Description While animal and human studies indicate cognitive benefits from aerobic exercise across the lifespan, the great majority of controlled exercise studies in humans have been restricted to elderly individuals. Those studies have indicated that enhancing aerobic capacity has a beneficial effect on cognition. One study suggests that this benefit is seen particularly for executive control processes, precisely the processes affected by aging. These improvements have been accompanied by increases in gray matter density and changes in functional magnetic resonance imaging (fMRI) patterns of task-related activation. The goal of the proposed study is to extend the investigation of the beneficial effects of aerobic exercise to younger individuals, and to compare these effects in young and old. In this application the study team propose to conduct a study in which 270 sedentary but otherwise healthy and cognitively intact individuals in the 20-68 year age range are randomized to two training conditions, aerobic exercise and stretching/toning, to be completed at YMCAs and YMHAs in New York City. Participants will be assessed for aerobic capacity, cognitive task performance, and by structural MRI, resting cerebral blood flow scans (arterial spin labeling) and cognitive activation fMRI studies at study entry and after 6 months of training. The study also proposes two complementary approaches to investigating the neural correlates of the beneficial effects of aerobic exercise on cognition: 1) imaging -- a combination of structural, metabolic, and cognitive activation fMRI studies to evaluate the neural substrates of the effect of aerobic exercise on cognition will be used. 2) important correlates -- the effects of apolipoprotein E (APOE) genotype, inflammatory markers and cognitive reserve on the cognitive effects of aerobic exercise will be explored.

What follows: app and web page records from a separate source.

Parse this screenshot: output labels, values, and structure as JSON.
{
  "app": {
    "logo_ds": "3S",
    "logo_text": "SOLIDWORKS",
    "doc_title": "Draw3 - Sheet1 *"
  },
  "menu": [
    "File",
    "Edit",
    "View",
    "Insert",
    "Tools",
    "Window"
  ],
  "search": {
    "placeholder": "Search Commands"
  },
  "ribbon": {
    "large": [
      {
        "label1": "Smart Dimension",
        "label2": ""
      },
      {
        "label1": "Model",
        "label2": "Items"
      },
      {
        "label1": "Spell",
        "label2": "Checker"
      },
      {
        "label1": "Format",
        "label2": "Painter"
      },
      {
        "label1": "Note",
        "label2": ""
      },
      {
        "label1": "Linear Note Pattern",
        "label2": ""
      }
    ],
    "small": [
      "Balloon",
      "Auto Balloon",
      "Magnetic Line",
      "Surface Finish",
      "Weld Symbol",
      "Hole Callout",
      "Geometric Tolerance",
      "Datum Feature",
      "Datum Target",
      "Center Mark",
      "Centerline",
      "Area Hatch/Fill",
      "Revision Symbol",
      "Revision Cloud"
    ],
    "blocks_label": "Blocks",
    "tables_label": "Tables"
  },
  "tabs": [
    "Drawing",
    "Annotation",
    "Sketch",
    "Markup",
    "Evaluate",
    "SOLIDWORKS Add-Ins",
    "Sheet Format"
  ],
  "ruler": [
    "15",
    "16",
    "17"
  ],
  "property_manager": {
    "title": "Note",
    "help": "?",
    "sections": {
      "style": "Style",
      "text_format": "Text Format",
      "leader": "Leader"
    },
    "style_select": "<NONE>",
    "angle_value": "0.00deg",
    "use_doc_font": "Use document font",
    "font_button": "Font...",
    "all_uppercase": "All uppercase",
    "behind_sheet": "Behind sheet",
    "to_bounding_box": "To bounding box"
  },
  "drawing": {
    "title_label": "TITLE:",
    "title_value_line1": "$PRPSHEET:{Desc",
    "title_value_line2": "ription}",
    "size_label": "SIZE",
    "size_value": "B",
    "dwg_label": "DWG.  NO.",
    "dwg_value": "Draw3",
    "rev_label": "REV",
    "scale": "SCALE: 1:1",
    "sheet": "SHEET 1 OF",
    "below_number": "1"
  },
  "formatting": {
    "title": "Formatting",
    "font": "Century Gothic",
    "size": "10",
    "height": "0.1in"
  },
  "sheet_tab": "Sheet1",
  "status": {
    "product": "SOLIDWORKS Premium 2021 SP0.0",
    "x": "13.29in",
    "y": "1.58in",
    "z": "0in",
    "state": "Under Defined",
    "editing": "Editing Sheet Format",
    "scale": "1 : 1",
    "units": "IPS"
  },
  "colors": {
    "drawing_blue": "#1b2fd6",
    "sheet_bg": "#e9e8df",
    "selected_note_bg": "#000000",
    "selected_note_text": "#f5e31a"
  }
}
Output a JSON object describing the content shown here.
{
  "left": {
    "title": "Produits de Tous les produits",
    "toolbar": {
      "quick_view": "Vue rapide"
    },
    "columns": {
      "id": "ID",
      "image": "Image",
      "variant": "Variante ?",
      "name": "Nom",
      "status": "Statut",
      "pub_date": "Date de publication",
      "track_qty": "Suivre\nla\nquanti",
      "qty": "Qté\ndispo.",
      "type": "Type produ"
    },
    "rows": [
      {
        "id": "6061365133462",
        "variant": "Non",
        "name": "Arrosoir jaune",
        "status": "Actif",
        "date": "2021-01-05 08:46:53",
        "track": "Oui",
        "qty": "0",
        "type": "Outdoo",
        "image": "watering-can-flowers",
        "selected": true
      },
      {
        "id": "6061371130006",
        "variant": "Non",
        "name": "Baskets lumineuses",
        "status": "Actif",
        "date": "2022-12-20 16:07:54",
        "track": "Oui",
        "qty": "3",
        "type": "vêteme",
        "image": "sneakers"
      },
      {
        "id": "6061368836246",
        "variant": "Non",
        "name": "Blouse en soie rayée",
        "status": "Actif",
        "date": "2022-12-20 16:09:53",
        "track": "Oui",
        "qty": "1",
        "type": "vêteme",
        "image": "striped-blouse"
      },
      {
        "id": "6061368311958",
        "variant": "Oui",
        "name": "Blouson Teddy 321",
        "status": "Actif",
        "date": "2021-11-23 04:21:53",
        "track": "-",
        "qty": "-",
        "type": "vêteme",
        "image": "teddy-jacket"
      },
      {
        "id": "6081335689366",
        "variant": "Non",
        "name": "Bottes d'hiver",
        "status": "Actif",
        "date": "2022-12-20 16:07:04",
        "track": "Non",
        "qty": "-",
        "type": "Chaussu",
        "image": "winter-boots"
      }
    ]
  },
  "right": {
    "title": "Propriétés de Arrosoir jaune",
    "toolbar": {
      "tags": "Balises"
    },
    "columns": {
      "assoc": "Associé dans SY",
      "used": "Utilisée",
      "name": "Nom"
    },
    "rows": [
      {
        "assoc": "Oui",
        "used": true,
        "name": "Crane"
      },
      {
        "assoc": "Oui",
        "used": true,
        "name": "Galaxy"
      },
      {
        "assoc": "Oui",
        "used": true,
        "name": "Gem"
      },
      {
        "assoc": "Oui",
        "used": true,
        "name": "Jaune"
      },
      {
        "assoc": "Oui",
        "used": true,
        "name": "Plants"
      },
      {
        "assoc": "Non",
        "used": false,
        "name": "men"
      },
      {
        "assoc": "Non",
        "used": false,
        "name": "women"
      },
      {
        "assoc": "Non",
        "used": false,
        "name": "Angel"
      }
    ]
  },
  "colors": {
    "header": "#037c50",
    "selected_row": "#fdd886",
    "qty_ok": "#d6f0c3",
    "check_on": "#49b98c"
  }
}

Trial information was received from ClinicalTrials.gov and was last updated in December 2016.
Information provided to ClinicalTrials.gov by New York State Psychiatric Institute.